▶ PROBLEM DETAILS:
Look through the material below, count the lines containing the word "nutkabb", and state only the count.

▶ DATA FOR THIS TASK:
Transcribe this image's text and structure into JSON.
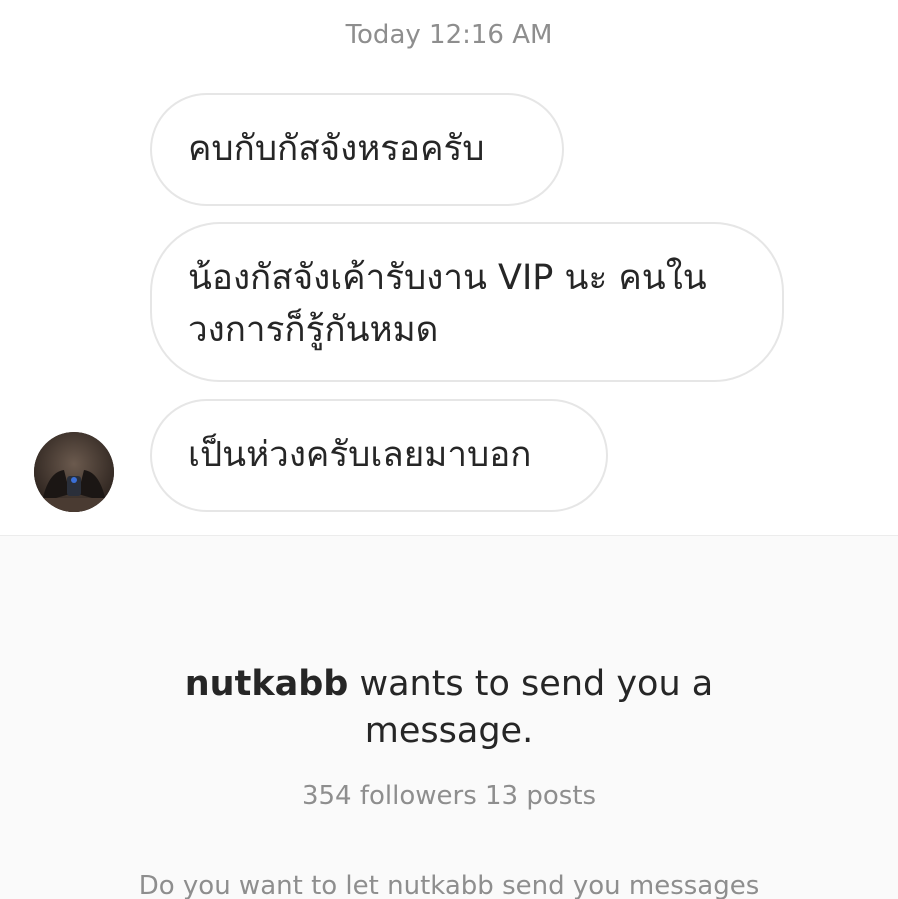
{
  "chat": {
    "timestamp": "Today 12:16 AM",
    "messages": [
      {
        "text": "คบกับกัสจังหรอครับ"
      },
      {
        "line1": "น้องกัสจังเค้ารับงาน VIP นะ คนใน",
        "line2": "วงการก็รู้กันหมด"
      },
      {
        "text": "เป็นห่วงครับเลยมาบอก"
      }
    ],
    "avatar_icon": "user-avatar-photo"
  },
  "request": {
    "username": "nutkabb",
    "title_rest": " wants to send you a message.",
    "followers": "354 followers",
    "posts": "13 posts",
    "question": "Do you want to let nutkabb send you messages"
  },
  "colors": {
    "bubble_border": "#e6e6e6",
    "text": "#262626",
    "muted": "#8e8e8e",
    "panel_bg": "#fafafa"
  }
}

▶ TASK ANSWER:
2